Last Sunday’s appearance and disappearance of a “mystery priest” attracted global media attention.

Emergency workers were struggling to free Katie Lentz from her car wreck, and there was a good chance they were going to lose her. An hour into the rescue, when Lentz asked the rescue crew to pray with her, a Catholic priest suddenly appeared and anointed her.

The mystery priest consoled Lentz, and his assurances that the crew would get her out in time proved true a short time after. But the priest disappeared as suddenly as he appeared, and unusually, he doesn’t appear in a single photo of the accident scene.

Here’s a video with the pertinent details:

I like what Lentz’s friend, Travis Wiseman, had to say:

“Where did this guy come from? We’re looking for the priest and so far, no one has seen him. Whether it was a priest as an angel or an actual angel, he was an angel to all those and to Katie.”

Wiseman’s words were careful and precise. Not many people these days distinguish between actual angels and human beings whose intervention is angelic. I wonder if Wiseman is Catholic?

Meanwhile, some people are suggesting the mystery priest was actually a saintly apparation.
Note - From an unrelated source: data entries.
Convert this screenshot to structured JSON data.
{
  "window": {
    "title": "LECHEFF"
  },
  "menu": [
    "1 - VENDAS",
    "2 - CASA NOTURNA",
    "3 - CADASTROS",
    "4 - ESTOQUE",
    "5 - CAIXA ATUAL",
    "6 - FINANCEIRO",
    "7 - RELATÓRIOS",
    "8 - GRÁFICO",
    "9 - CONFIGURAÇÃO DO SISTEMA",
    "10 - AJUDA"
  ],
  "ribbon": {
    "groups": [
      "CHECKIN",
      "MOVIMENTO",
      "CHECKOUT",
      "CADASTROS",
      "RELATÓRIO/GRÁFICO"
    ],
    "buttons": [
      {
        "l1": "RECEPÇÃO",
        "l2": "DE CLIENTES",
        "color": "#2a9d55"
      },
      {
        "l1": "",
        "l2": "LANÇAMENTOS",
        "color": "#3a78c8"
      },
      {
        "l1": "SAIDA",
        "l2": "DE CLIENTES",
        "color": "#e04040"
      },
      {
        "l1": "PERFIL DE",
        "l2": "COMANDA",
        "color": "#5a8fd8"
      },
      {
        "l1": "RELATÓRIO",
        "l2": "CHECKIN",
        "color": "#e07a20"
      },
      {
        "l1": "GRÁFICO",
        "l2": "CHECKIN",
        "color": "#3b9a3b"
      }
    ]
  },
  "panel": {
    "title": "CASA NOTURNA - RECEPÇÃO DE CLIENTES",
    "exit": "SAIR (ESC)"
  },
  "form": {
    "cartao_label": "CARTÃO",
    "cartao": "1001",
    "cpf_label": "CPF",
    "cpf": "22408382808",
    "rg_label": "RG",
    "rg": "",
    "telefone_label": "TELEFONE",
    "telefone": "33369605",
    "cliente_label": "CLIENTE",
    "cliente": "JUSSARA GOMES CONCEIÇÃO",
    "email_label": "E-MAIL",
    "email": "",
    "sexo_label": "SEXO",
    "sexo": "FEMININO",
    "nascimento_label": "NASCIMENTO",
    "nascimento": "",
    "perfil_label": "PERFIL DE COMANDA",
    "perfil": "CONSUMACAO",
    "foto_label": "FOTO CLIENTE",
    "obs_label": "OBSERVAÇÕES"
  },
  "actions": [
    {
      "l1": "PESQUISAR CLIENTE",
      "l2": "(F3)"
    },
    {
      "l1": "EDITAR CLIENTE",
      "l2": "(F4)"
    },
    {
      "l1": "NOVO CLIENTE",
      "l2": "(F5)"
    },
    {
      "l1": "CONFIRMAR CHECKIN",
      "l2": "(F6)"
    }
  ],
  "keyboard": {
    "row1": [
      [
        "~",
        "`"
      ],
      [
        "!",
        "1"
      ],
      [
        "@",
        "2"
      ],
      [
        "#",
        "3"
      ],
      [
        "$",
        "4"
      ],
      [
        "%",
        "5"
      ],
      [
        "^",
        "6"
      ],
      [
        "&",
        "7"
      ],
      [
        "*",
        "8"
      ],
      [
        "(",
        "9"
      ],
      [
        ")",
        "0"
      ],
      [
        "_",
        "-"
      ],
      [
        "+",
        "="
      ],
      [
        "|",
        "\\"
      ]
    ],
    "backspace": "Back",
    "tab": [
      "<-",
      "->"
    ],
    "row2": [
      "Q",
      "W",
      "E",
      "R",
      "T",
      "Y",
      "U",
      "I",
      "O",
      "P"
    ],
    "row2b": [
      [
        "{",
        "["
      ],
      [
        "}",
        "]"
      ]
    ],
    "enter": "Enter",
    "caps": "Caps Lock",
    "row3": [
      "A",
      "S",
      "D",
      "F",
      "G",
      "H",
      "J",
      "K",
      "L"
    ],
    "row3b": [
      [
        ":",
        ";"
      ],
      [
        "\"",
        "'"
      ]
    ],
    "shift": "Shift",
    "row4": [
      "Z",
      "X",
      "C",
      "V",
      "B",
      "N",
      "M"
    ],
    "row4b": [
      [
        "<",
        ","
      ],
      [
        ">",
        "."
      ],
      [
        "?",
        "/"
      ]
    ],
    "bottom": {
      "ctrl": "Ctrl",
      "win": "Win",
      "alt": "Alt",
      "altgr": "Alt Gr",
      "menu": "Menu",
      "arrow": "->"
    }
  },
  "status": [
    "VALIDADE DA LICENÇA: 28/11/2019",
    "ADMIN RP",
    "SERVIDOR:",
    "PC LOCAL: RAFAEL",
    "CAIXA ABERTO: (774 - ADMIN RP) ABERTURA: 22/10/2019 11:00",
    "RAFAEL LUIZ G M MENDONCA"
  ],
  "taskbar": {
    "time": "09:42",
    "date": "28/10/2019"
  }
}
The UK’s Daily Mail has nominated St Pio and St Toribo Romo.

Padre Pio apparently conforms to witness descriptions:

The man who appeared at the crash site was said by those who saw him to have an olive complexion, facial hair, a foreign accent and carried an old wooden rosary — which he prayed with while the emergency workers battled to free Katie Lentz.

St Toribo Romo, meanwhile, is supposed to resemble a composite sketch of the mystery priest:


I think it helps if you cross your eyes and blur your vision

Padre Pio was famous for his bilocation, and St Toribo made resurrection appearances after his death, but based on the evidence at hand, I think these connections are a stretch.

The local diocese is low key:

Catholic leaders aren’t spending too much time on the case. While they there open to the idea that this was a potential miracle, as their faith compels them to remain open to the prospect, [spokesman Deacon Dan] Joyce isn’t going out of his way to find answers.

“We’re not going to be conducting any sort of investigation, certainly out of respect to our priests who might have been involved — in respect for their privacy if they don’t want to come forward,” he said.

To my mind, this has all the marks of the miraculous. By rights, Lentz should have been killed, and quite apart from that, a priest providentially happens upon the scene and ministers spiritual assistance which should not be underestimated. It belongs to that category of miracles which surround, for example, the brown scapular.

I certainly don’t think the miracle demands the priest be an angelic spirit, or a saintly apparition. That puts to bed, I think, the Friendly Atheist’s critique of the story. His post is worth reading. He makes a lot of good points, and he alerts us to the danger of allowing religion to be sensationalised and superstitionalised. That only confirms the new atheists’ caricature of faith.

Supernaturalising events is something quite different, and much more advisable. Thanks be to God for Katie Lentz’s survival, and for this mystery priest’s presence and ministry.